  76. Shovan, Laura. 2023. Welcome to Monsterville. Ill. by Michael Rothenberg. Apprentice House Press. 
  77. Silverman, Erica. 2023. The City Sings Green and Other Poems About Welcoming Wildlife. Ill. by Ginnie Hsu. Houghton Mifflin Harcourt. 
  78. Smith, Crystal Simone. 2023. Dark Testament. Henry Holt. 
  79. Smith, Danna. 2023. Peek-a-boo Haiku. Ill. by Teegan White. Little Simon.
  80. Sorell, Traci and Waters, Charles. 2023. Mascot. Charlesbridge.
  81. Stone, Tiffany. 2023. Super Small: Miniature Marvels of the Natural World. Ill. by Ashley Spires. Greystone Kids. 
  82. Sumner, Jamine. 2023. Glory Be. Atheneum.
  83. Tafolla, Carmen. 2023. Warrior Girl. Penguin Random House. 
  84. Taylor, Susan Johnston. 2023. Animals in Surprising Shades: Poems About Earth’s Colorful Creatures. Ill. by Annie Bakst. Gnome Road Publishing.

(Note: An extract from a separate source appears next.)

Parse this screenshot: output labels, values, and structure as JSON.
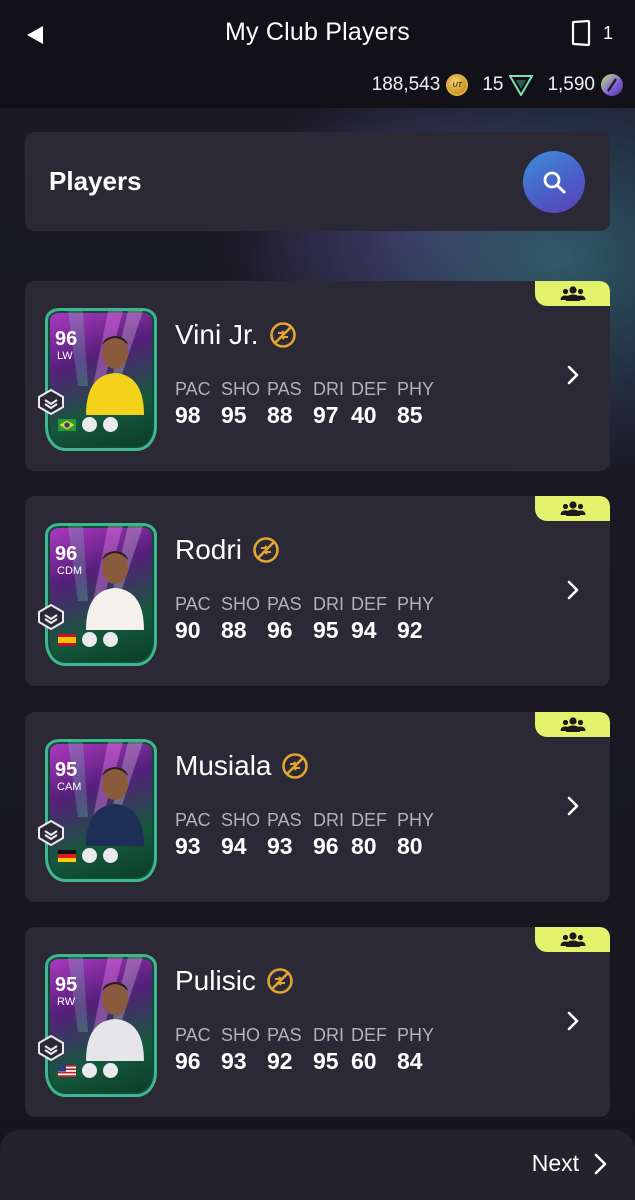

  85. Thompson, Holly. 2023. Listening to Trees: The Woodworking Ways of George Nakashima. Ill. by Toshiki Nakamura. Holiday House.

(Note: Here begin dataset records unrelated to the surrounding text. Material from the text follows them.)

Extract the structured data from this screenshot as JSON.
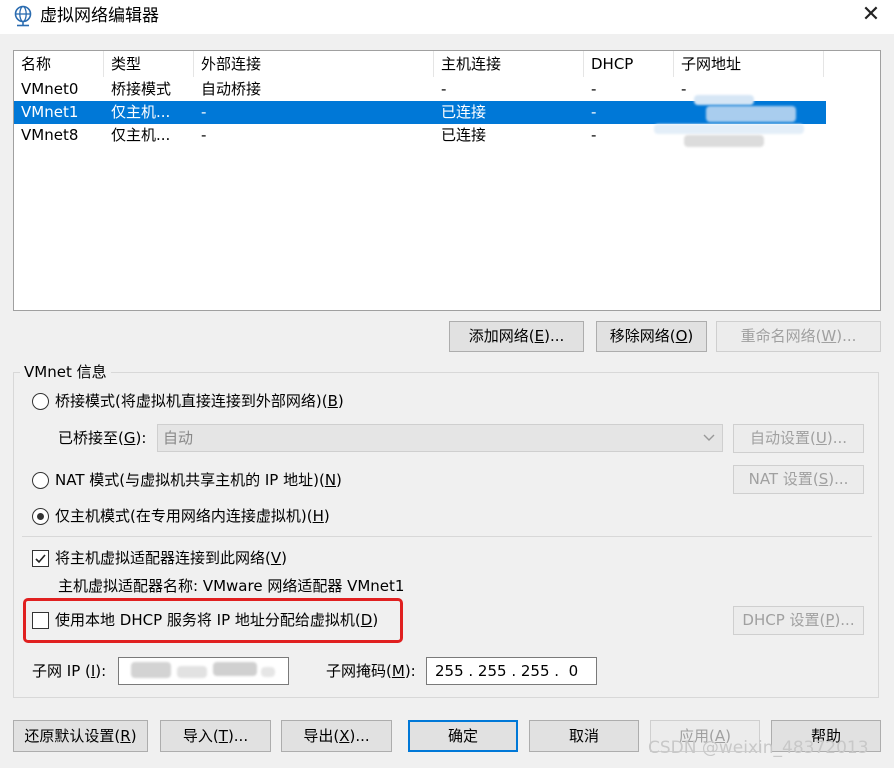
{
  "window": {
    "title": "虚拟网络编辑器",
    "close_glyph": "✕"
  },
  "list": {
    "columns": [
      "名称",
      "类型",
      "外部连接",
      "主机连接",
      "DHCP",
      "子网地址"
    ],
    "rows": [
      {
        "name": "VMnet0",
        "type": "桥接模式",
        "external": "自动桥接",
        "host": "-",
        "dhcp": "-",
        "subnet": "-"
      },
      {
        "name": "VMnet1",
        "type": "仅主机...",
        "external": "-",
        "host": "已连接",
        "dhcp": "-",
        "subnet": ""
      },
      {
        "name": "VMnet8",
        "type": "仅主机...",
        "external": "-",
        "host": "已连接",
        "dhcp": "-",
        "subnet": ""
      }
    ],
    "selected_index": 1
  },
  "list_buttons": {
    "add": {
      "text": "添加网络(",
      "key": "E",
      "suffix": ")..."
    },
    "remove": {
      "text": "移除网络(",
      "key": "O",
      "suffix": ")"
    },
    "rename": {
      "text": "重命名网络(",
      "key": "W",
      "suffix": ")..."
    }
  },
  "vmnet_info": {
    "group_title": "VMnet 信息",
    "bridged": {
      "text": "桥接模式(将虚拟机直接连接到外部网络)(",
      "key": "B",
      "suffix": ")"
    },
    "bridged_to": {
      "text": "已桥接至(",
      "key": "G",
      "suffix": "):",
      "value": "自动"
    },
    "auto_settings": {
      "text": "自动设置(",
      "key": "U",
      "suffix": ")..."
    },
    "nat": {
      "text": "NAT 模式(与虚拟机共享主机的 IP 地址)(",
      "key": "N",
      "suffix": ")"
    },
    "nat_settings": {
      "text": "NAT 设置(",
      "key": "S",
      "suffix": ")..."
    },
    "host_only": {
      "text": "仅主机模式(在专用网络内连接虚拟机)(",
      "key": "H",
      "suffix": ")"
    },
    "selected_mode": "host_only",
    "connect_adapter": {
      "text": "将主机虚拟适配器连接到此网络(",
      "key": "V",
      "suffix": ")",
      "checked": true
    },
    "adapter_name": "主机虚拟适配器名称: VMware 网络适配器 VMnet1",
    "use_dhcp": {
      "text": "使用本地 DHCP 服务将 IP 地址分配给虚拟机(",
      "key": "D",
      "suffix": ")",
      "checked": false
    },
    "dhcp_settings": {
      "text": "DHCP 设置(",
      "key": "P",
      "suffix": ")..."
    },
    "subnet_ip": {
      "text": "子网 IP (",
      "key": "I",
      "suffix": "):",
      "value": ""
    },
    "subnet_mask": {
      "text": "子网掩码(",
      "key": "M",
      "suffix": "):",
      "value": "255 . 255 . 255 .  0"
    }
  },
  "bottom_buttons": {
    "restore": {
      "text": "还原默认设置(",
      "key": "R",
      "suffix": ")"
    },
    "import": {
      "text": "导入(",
      "key": "T",
      "suffix": ")..."
    },
    "export": {
      "text": "导出(",
      "key": "X",
      "suffix": ")..."
    },
    "ok": "确定",
    "cancel": "取消",
    "apply": {
      "text": "应用(",
      "key": "A",
      "suffix": ")"
    },
    "help": "帮助"
  },
  "watermark": "CSDN @weixin_48372013",
  "colors": {
    "selection": "#0078d7",
    "highlight_box": "#e02020",
    "window_bg": "#f0f0f0"
  }
}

  86. Tison, Ari. 2023. Saints of the Household. Farrar, Straus & Giroux. 
  87. VanderLugt, Dana. 2023. Enemies in the Orchard: A World War 3 Novel in Verse. Zonderkidz. 
  88. Weatherford, Carol B. 2023. All Rise: The Story of Ketanji Brown Jackson. Ill. by Ashley Evans. Crown. 
  89. Weatherford, Carole B. 2023. Kin. Ill. by Jeffery Weatherford. Atheneum. 
  90. Weatherford, Carole B. 2023. You Are My Pride: A Love Letter from Your Motherland. Ill. by E. B. Lewis. Astra Books for Young Readers. 
  91. Weatherford, Carole B. 2023. How Do You Spell UNFAIR? MacNolia Cox and the National Spelling Bee. Ill. by Frank Morrison. Candlewick.
  92. Wilson, Kip. 2023. One Last Shot. Versify.

For this first Poetry Friday of the new year, Catherine is hosting us over at Reading to the Core. See you there!